The Grand palace was hands down amazing. I could not believe that human beings could construct architectures of such awe and beauty that it literally takes one's breath away. But the best piece of work that I saw in the Grand Palace was the Emerald Buddha. It is a small figureen roughly couple feet tall/wide made of gold and with the face made of (you guessed it) emerald. The awe produced by this figureen itself is astounding. Buddhists from all over (includng tourists) could not walk with a straight posture when walking out of the place and those who are sitting and admiring the figure could not point their feet towards the figure.


So here is the deal with Thailand - the first and only great advice that we received was from a Pot head Canadian (Canadians rock!!!) from Vancouver Island. "Never trust anybody. Not the locals, and definitely not the farangs (foreigners)". So with this scepticism implemented into our vertebrai we began our journey into the great unknown. Another advice that the pot head gentleman gave us was that we should to Ko Phan-Ngan (pronounced similar to Copenhagen) as it is a place for "younger/more energetic" crowd. So we decided to follow with the advice and bought 2 tickets to Ko Phan-Ngan which would include a 12 hour bus ride and a 5 hour boat ride.

Arrival in Bangkok


Finally, after 22+ hours in the economy class seat of Korean Air I am in Bangkok.
For the readers who do not know the background:

1. Me & my friend Igor decided to back pack Southeast Asia about 6 months ago.
2. We are currently in Bangkok.

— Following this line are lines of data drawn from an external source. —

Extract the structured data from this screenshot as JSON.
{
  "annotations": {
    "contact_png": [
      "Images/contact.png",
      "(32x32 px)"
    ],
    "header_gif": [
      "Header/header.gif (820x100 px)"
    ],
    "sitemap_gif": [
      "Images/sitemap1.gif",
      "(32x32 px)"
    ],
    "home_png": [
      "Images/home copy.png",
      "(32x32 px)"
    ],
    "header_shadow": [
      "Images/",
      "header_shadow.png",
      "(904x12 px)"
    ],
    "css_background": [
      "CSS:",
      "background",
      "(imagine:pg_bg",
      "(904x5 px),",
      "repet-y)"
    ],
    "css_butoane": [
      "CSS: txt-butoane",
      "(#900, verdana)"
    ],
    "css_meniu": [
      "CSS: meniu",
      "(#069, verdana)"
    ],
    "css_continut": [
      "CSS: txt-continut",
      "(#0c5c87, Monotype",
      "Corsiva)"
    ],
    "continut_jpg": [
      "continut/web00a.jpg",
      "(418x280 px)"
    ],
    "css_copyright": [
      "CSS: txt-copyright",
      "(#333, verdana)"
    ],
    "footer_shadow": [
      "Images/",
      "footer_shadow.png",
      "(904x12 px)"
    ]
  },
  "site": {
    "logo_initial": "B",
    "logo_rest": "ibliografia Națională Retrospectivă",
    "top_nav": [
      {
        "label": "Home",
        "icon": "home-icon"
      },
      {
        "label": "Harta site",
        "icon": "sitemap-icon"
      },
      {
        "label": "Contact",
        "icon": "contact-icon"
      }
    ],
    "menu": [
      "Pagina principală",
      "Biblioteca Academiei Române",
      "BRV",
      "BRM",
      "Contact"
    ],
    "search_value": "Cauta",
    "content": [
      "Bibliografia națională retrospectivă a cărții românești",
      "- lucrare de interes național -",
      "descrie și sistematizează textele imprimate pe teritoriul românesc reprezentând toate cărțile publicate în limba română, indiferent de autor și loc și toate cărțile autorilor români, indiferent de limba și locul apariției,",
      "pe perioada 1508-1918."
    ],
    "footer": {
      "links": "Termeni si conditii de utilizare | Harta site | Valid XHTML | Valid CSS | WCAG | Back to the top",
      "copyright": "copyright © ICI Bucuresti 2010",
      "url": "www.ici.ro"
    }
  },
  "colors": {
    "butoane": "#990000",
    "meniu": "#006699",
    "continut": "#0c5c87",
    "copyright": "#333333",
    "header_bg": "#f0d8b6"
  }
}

I always wondered why people got so excited when they were planning a future trip. "I'm travelling to _____. I can't believe I am actually doing it!!" For me, I just wanted to get away from everything. Work, parents, obligations, friends, church, my mind, the somber Vancouver atmosphere. Strangley enough, I never got the excitement. Even when I arrived at Bangkok airport it seemed like I was in the Vancouver airport.

When we eventually left the Bangkok airport (hoping and praying that we don't get ripped off by the public taxi), the excitement started to build up.

We were dropped off at the legendary road 'Th Khao San". Allegely, all backpackers to SEA make pilgrimage here and begin their journey to wherever. At first we were excited to be in a place of such diversity. However, the excitement was soon replaced by disgust as we found out more about 'Th Khao San'. All that was visible to the eyes were farangs (foreigners) with Thai prostitutes and bums who begged for money. Even the street itself was unkept and very dirty.

Needless to say we were tired beyond imagination so we started to look for the next available hostel. After searching for about an hour, we finally found a place for 600 baht ($20). We were glad to end the first day alive and intact.


17 hours of flight and I am finally back in my home land.



Seems strange to be back in the country that I was born in.
Perhaps it is the jet lag but it feels pretty good.

5 more hours until Bangkok.